Identify all lines in the data containing the string "Sertaneja". Copy them out.
* * * * * * *
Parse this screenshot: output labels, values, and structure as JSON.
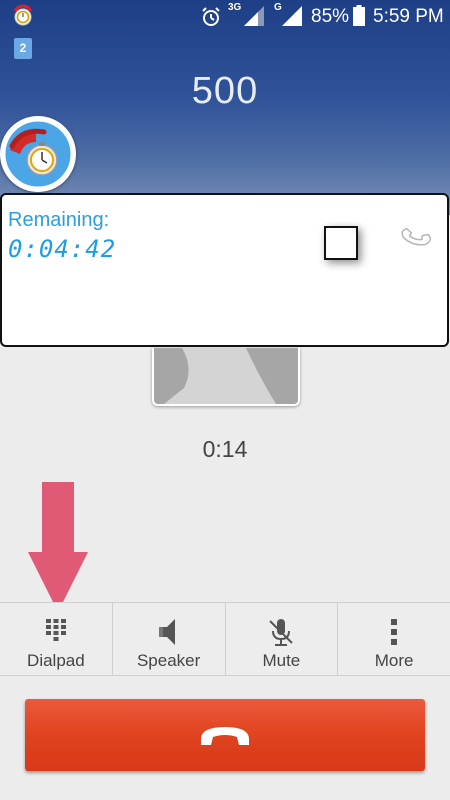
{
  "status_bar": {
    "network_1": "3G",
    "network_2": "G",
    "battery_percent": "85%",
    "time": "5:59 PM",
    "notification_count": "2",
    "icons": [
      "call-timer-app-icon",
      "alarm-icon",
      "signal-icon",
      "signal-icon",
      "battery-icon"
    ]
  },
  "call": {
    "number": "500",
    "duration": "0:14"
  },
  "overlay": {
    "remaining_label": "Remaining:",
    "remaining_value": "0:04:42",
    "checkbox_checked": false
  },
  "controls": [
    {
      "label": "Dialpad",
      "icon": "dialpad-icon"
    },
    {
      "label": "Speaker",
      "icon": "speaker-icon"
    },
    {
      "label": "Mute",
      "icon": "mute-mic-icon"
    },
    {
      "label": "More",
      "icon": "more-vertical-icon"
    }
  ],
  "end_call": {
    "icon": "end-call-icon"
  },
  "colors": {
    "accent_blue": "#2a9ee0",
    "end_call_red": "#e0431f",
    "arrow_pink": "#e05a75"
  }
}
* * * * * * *
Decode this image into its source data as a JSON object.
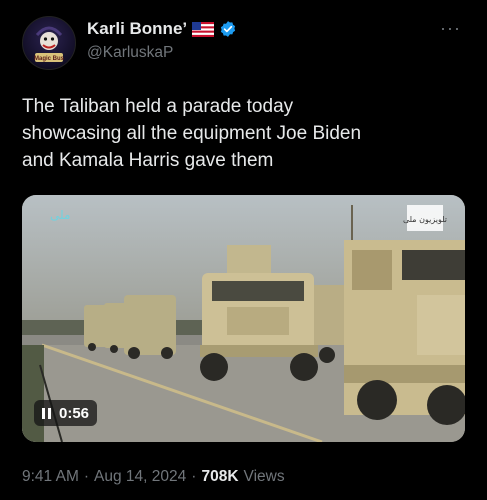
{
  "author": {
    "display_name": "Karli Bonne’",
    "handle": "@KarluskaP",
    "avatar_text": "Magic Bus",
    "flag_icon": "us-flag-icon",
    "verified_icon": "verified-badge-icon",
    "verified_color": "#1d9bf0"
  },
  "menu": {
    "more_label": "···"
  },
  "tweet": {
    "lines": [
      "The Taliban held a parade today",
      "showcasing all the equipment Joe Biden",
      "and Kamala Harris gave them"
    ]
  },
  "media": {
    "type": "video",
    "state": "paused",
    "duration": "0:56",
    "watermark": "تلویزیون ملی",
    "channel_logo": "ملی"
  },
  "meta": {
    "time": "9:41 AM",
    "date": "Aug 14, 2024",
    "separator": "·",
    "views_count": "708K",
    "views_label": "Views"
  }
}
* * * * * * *
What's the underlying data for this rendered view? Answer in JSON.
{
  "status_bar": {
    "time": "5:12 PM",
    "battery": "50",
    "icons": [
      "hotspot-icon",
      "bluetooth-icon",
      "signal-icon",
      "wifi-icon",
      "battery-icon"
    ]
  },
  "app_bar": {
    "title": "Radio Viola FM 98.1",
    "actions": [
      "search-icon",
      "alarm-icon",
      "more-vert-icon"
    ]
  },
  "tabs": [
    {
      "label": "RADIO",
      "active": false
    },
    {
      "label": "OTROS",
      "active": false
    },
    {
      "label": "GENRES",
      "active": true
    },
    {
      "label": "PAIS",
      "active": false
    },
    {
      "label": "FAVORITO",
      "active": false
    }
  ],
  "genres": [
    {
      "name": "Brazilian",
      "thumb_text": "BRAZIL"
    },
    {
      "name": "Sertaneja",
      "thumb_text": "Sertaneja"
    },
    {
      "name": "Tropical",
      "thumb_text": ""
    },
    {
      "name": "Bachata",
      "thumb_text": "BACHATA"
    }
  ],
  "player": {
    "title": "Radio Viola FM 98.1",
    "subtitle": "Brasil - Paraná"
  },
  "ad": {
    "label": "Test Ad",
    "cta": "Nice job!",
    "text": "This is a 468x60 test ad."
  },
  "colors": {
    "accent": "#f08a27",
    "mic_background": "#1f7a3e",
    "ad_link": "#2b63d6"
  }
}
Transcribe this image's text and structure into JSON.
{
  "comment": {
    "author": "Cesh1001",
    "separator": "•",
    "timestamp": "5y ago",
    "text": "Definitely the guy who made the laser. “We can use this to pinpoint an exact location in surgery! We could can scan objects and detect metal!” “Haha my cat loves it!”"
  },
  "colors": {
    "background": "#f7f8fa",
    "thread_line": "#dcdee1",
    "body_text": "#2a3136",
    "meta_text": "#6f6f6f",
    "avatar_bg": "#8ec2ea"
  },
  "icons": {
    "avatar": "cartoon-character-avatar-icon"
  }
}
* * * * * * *
▶ **Answer area**
      "name": "Sertaneja",
      "thumb_text": "Sertaneja"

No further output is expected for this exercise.